Current new packaged natural gas boilers have efficiencies ranging from 82% to as high as 90%, depending on the desired heating condition and operating environment. Replacement of an older boiler is also an ideal time to reevaluate your current and planned future steam or hot water requirements, and to buy a unit that most closely matches your needs.
Because of dramatic efficiency improvements in smaller package boilers, it is often desirable to install multiple smaller units to operate in modular fashion. This reduces standby energy losses and low part-load operation times. This type of modular boiler installation also improves availability through unit redundancy, and allows periodic boiler maintenance without service interruptions.
Time is ripe
The payback for conversion or replacement of boilers is today often very short, a matter of a few months or at most a couple years for a full replacement. The benefits also include lower emissions, fewer environmental risks, and overall better system reliability.
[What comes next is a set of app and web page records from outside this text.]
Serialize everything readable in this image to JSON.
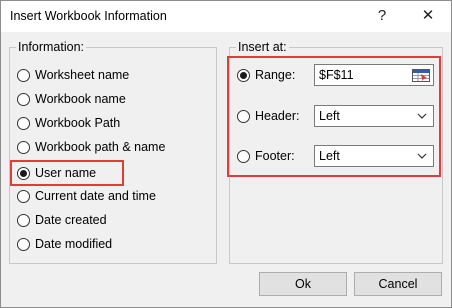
{
  "window": {
    "title": "Insert Workbook Information",
    "help": "?",
    "close": "✕"
  },
  "information": {
    "label": "Information:",
    "options": [
      {
        "label": "Worksheet name",
        "checked": false
      },
      {
        "label": "Workbook name",
        "checked": false
      },
      {
        "label": "Workbook Path",
        "checked": false
      },
      {
        "label": "Workbook path & name",
        "checked": false
      },
      {
        "label": "User name",
        "checked": true
      },
      {
        "label": "Current date and time",
        "checked": false
      },
      {
        "label": "Date created",
        "checked": false
      },
      {
        "label": "Date modified",
        "checked": false
      }
    ]
  },
  "insert_at": {
    "label": "Insert at:",
    "range": {
      "label": "Range:",
      "value": "$F$11",
      "checked": true
    },
    "header": {
      "label": "Header:",
      "value": "Left",
      "checked": false
    },
    "footer": {
      "label": "Footer:",
      "value": "Left",
      "checked": false
    }
  },
  "buttons": {
    "ok": "Ok",
    "cancel": "Cancel"
  },
  "colors": {
    "highlight": "#e03c3c",
    "dialog_bg": "#f0f0f0"
  },
  "icons": [
    "range-select-icon",
    "chevron-down-icon",
    "close-icon",
    "help-icon"
  ]
}
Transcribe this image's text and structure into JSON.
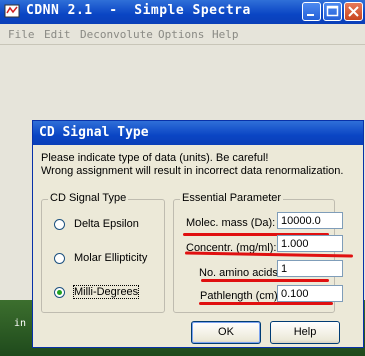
{
  "window": {
    "title": "CDNN 2.1  -  Simple Spectra",
    "controls": [
      "minimize-icon",
      "maximize-icon",
      "close-icon"
    ]
  },
  "menubar": {
    "items": [
      "File",
      "Edit",
      "Deconvolute",
      "Options",
      "Help"
    ]
  },
  "desktop": {
    "text": "in"
  },
  "dialog": {
    "title": "CD Signal Type",
    "message_line1": "Please indicate type of data (units). Be careful!",
    "message_line2": "Wrong assignment will result in incorrect data renormalization.",
    "signal_group": {
      "label": "CD Signal Type",
      "options": [
        "Delta Epsilon",
        "Molar Ellipticity",
        "Milli-Degrees"
      ],
      "selected": "Milli-Degrees"
    },
    "params_group": {
      "label": "Essential Parameter",
      "fields": [
        {
          "label": "Molec. mass (Da):",
          "value": "10000.0"
        },
        {
          "label": "Concentr. (mg/ml):",
          "value": "1.000"
        },
        {
          "label": "No. amino acids:",
          "value": "1"
        },
        {
          "label": "Pathlength (cm):",
          "value": "0.100"
        }
      ]
    },
    "buttons": {
      "ok": "OK",
      "help": "Help"
    }
  },
  "colors": {
    "titlebar": "#0a45c4",
    "dialog_bg": "#ece9d8",
    "annotation_red": "#e01010"
  }
}
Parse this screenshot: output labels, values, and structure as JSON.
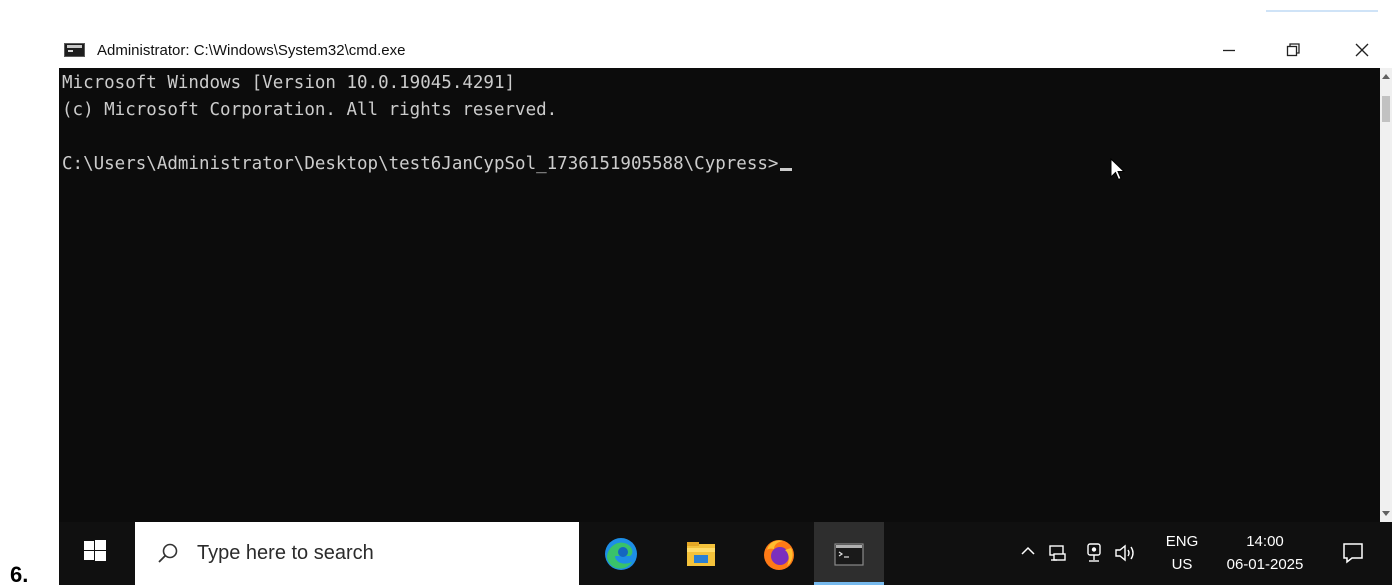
{
  "step_label": "6.",
  "window": {
    "title": "Administrator: C:\\Windows\\System32\\cmd.exe",
    "controls": {
      "minimize_icon": "minimize-icon",
      "maximize_icon": "restore-icon",
      "close_icon": "close-icon"
    }
  },
  "console": {
    "lines": [
      "Microsoft Windows [Version 10.0.19045.4291]",
      "(c) Microsoft Corporation. All rights reserved.",
      "",
      "C:\\Users\\Administrator\\Desktop\\test6JanCypSol_1736151905588\\Cypress>"
    ],
    "background": "#0c0c0c",
    "foreground": "#cccccc"
  },
  "taskbar": {
    "search_placeholder": "Type here to search",
    "apps": [
      "edge-icon",
      "file-explorer-icon",
      "firefox-icon",
      "command-prompt-icon"
    ],
    "active_app": "command-prompt-icon",
    "tray": {
      "language_top": "ENG",
      "language_bottom": "US",
      "time": "14:00",
      "date": "06-01-2025"
    },
    "accent": "#76b9ed"
  }
}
Even if you’ve considered changing to natural gas in the past and not taken the step, now is the time to give it serious consideration.
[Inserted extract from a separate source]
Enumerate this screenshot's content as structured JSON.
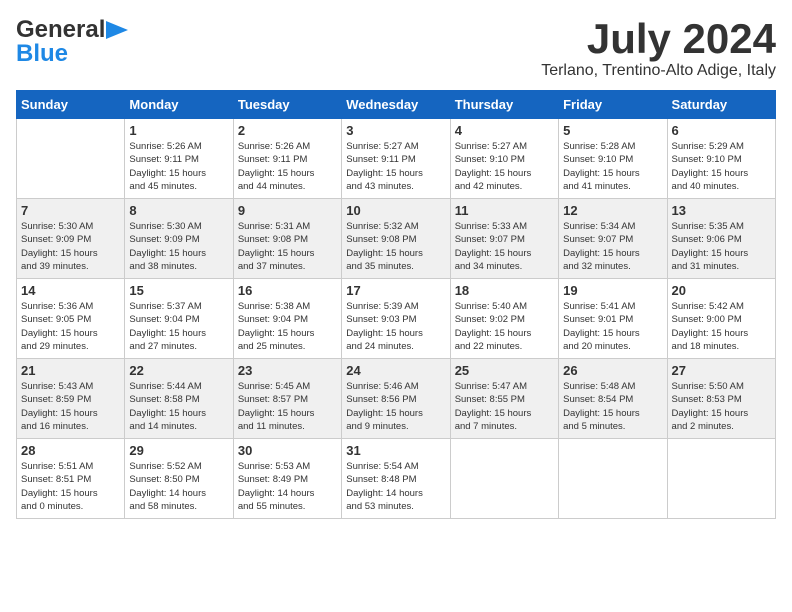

Case Study Database
Get more exposure for your case study by uploading it to the Plant Engineering case study database, where end-users can identify relevant solutions and explore what the experts are doing to effectively implement a variety of technology and productivity related projects.
These case studies provide examples of how knowledgeable solution providers have used technology, processes and people to create effective and successful implementations in real-world situations. Case studies can be completed by filling out a simple online form where you can outline the project title, abstract, and full story in 1500 words or less; upload photos, videos and a logo.
Click here to visit the Case Study Database and upload your case study.
2012 Salary Survey
In a year when manufacturing continued to lead the economic rebound, it makes sense that plant manager bonuses rebounded. Plant Engineering’s annual Salary Survey shows both wages and bonuses rose in 2012 after a retreat the year before.
Average salary across all job titles for plant floor management rose 3.5% to $95,446, and bonus compensation jumped to $15,162, a 4.2% increase from the 2010 level and double the 2011 total, which showed a sharp drop in bonus.